• WHAT THE EXERCISE ASKS
Each line below that carries the string "avatar" must appear in the answer.

[Entries from a dataset of interfaces]
================

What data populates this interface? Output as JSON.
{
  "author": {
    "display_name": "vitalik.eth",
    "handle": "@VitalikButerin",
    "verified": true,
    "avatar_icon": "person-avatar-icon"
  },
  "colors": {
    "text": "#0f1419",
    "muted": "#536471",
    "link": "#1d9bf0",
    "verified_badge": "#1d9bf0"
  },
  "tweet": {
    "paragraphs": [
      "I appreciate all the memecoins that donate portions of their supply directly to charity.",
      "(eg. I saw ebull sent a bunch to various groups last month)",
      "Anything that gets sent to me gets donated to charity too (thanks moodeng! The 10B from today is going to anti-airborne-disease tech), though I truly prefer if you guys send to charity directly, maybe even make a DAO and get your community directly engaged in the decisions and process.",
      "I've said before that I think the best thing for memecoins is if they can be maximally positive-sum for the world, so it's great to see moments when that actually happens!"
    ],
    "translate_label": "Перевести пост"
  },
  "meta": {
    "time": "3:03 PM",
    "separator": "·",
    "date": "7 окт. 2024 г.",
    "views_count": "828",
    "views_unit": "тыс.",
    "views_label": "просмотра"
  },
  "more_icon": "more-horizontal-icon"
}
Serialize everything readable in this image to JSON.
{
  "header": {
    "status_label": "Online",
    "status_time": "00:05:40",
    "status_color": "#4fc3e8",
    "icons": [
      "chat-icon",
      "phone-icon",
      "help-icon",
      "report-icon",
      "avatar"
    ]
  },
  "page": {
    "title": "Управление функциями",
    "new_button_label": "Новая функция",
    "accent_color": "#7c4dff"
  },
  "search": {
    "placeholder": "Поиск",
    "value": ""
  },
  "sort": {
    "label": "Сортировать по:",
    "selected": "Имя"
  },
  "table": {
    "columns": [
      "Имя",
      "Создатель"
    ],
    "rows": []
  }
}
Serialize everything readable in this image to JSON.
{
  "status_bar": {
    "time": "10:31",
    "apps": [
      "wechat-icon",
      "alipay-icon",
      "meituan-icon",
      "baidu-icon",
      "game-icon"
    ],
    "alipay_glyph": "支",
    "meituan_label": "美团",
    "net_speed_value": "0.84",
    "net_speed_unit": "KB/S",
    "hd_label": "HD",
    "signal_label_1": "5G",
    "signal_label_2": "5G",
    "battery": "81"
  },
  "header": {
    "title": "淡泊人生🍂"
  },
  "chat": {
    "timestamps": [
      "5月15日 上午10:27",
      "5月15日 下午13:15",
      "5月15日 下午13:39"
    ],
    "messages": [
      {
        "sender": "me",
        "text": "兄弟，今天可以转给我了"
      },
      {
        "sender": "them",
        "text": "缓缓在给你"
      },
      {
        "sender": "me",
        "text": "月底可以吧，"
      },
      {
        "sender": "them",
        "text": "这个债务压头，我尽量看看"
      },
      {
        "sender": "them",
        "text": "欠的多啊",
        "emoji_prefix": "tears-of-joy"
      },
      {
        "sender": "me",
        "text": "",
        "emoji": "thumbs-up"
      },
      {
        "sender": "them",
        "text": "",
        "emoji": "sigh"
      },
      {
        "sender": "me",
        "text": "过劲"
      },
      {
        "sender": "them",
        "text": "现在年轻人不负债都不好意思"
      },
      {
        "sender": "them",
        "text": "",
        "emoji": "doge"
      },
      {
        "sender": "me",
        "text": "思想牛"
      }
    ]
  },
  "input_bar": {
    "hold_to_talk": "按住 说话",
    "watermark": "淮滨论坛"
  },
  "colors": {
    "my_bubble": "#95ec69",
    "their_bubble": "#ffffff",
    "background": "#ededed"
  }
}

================

• EXERCISE RESPONSE
    "avatar_icon": "person-avatar-icon"
      "avatar"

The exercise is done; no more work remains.